Task instructions
Please write out each entry below exactly as it appears.

Data listing
● ● ● ● ●
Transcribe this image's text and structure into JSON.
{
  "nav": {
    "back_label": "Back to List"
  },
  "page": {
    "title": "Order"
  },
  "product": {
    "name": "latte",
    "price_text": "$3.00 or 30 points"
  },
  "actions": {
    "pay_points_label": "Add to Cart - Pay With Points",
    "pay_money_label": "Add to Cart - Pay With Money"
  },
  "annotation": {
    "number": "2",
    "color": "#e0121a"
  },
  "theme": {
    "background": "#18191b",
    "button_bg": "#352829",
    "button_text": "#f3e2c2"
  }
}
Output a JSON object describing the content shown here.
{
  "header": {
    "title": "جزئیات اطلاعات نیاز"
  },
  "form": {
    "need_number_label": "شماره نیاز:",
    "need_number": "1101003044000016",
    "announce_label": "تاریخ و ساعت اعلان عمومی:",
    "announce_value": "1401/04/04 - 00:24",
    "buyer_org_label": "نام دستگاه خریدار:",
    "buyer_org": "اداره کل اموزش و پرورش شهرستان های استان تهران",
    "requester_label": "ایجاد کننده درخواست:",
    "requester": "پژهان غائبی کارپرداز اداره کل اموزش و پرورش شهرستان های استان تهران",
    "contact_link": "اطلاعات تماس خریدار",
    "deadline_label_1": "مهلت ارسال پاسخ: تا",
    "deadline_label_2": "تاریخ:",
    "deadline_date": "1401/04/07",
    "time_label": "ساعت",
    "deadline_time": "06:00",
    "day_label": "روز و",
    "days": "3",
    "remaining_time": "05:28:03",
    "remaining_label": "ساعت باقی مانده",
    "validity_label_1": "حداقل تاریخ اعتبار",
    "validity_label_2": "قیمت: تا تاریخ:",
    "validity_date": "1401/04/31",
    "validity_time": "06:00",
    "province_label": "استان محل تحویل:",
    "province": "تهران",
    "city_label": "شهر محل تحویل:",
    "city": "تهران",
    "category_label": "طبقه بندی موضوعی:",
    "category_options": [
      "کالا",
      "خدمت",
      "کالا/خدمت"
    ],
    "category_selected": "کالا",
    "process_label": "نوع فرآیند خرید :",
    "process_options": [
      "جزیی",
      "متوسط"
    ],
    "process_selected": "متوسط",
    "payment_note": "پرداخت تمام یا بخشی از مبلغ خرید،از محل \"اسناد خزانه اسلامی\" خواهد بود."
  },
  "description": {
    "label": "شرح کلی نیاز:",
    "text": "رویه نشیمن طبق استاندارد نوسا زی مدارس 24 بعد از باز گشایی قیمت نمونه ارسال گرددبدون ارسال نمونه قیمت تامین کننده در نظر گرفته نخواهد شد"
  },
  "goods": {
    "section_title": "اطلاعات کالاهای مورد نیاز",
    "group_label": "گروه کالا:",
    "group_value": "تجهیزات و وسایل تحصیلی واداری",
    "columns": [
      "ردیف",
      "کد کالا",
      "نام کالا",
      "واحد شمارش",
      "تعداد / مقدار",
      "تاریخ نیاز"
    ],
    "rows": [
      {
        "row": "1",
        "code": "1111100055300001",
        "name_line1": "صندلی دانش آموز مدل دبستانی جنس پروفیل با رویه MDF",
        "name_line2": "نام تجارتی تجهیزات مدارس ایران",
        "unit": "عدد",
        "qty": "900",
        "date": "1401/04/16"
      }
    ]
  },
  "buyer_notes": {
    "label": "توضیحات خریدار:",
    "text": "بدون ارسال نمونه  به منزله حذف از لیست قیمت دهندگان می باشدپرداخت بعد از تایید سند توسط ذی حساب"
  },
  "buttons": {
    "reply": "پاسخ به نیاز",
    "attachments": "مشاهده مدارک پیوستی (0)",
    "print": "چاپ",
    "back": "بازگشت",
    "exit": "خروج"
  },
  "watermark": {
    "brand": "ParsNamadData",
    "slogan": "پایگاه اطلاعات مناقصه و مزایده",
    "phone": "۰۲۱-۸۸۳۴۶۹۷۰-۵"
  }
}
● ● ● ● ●
Solution
Transcribe this image's text and structure into JSON.
{
  "nav": {
    "back_label": "Back to List"
  },
  "page": {
    "title": "Order"
  },
  "product": {
    "name": "latte",
    "price_text": "$3.00 or 30 points"
  },
  "actions": {
    "pay_points_label": "Add to Cart - Pay With Points",
    "pay_money_label": "Add to Cart - Pay With Money"
  },
  "annotation": {
    "number": "2",
    "color": "#e0121a"
  },
  "theme": {
    "background": "#18191b",
    "button_bg": "#352829",
    "button_text": "#f3e2c2"
  }
}
Output a JSON object describing the content shown here.
{
  "header": {
    "title": "جزئیات اطلاعات نیاز"
  },
  "form": {
    "need_number_label": "شماره نیاز:",
    "need_number": "1101003044000016",
    "announce_label": "تاریخ و ساعت اعلان عمومی:",
    "announce_value": "1401/04/04 - 00:24",
    "buyer_org_label": "نام دستگاه خریدار:",
    "buyer_org": "اداره کل اموزش و پرورش شهرستان های استان تهران",
    "requester_label": "ایجاد کننده درخواست:",
    "requester": "پژهان غائبی کارپرداز اداره کل اموزش و پرورش شهرستان های استان تهران",
    "contact_link": "اطلاعات تماس خریدار",
    "deadline_label_1": "مهلت ارسال پاسخ: تا",
    "deadline_label_2": "تاریخ:",
    "deadline_date": "1401/04/07",
    "time_label": "ساعت",
    "deadline_time": "06:00",
    "day_label": "روز و",
    "days": "3",
    "remaining_time": "05:28:03",
    "remaining_label": "ساعت باقی مانده",
    "validity_label_1": "حداقل تاریخ اعتبار",
    "validity_label_2": "قیمت: تا تاریخ:",
    "validity_date": "1401/04/31",
    "validity_time": "06:00",
    "province_label": "استان محل تحویل:",
    "province": "تهران",
    "city_label": "شهر محل تحویل:",
    "city": "تهران",
    "category_label": "طبقه بندی موضوعی:",
    "category_options": [
      "کالا",
      "خدمت",
      "کالا/خدمت"
    ],
    "category_selected": "کالا",
    "process_label": "نوع فرآیند خرید :",
    "process_options": [
      "جزیی",
      "متوسط"
    ],
    "process_selected": "متوسط",
    "payment_note": "پرداخت تمام یا بخشی از مبلغ خرید،از محل \"اسناد خزانه اسلامی\" خواهد بود."
  },
  "description": {
    "label": "شرح کلی نیاز:",
    "text": "رویه نشیمن طبق استاندارد نوسا زی مدارس 24 بعد از باز گشایی قیمت نمونه ارسال گرددبدون ارسال نمونه قیمت تامین کننده در نظر گرفته نخواهد شد"
  },
  "goods": {
    "section_title": "اطلاعات کالاهای مورد نیاز",
    "group_label": "گروه کالا:",
    "group_value": "تجهیزات و وسایل تحصیلی واداری",
    "columns": [
      "ردیف",
      "کد کالا",
      "نام کالا",
      "واحد شمارش",
      "تعداد / مقدار",
      "تاریخ نیاز"
    ],
    "rows": [
      {
        "row": "1",
        "code": "1111100055300001",
        "name_line1": "صندلی دانش آموز مدل دبستانی جنس پروفیل با رویه MDF",
        "name_line2": "نام تجارتی تجهیزات مدارس ایران",
        "unit": "عدد",
        "qty": "900",
        "date": "1401/04/16"
      }
    ]
  },
  "buyer_notes": {
    "label": "توضیحات خریدار:",
    "text": "بدون ارسال نمونه  به منزله حذف از لیست قیمت دهندگان می باشدپرداخت بعد از تایید سند توسط ذی حساب"
  },
  "buttons": {
    "reply": "پاسخ به نیاز",
    "attachments": "مشاهده مدارک پیوستی (0)",
    "print": "چاپ",
    "back": "بازگشت",
    "exit": "خروج"
  },
  "watermark": {
    "brand": "ParsNamadData",
    "slogan": "پایگاه اطلاعات مناقصه و مزایده",
    "phone": "۰۲۱-۸۸۳۴۶۹۷۰-۵"
  }
}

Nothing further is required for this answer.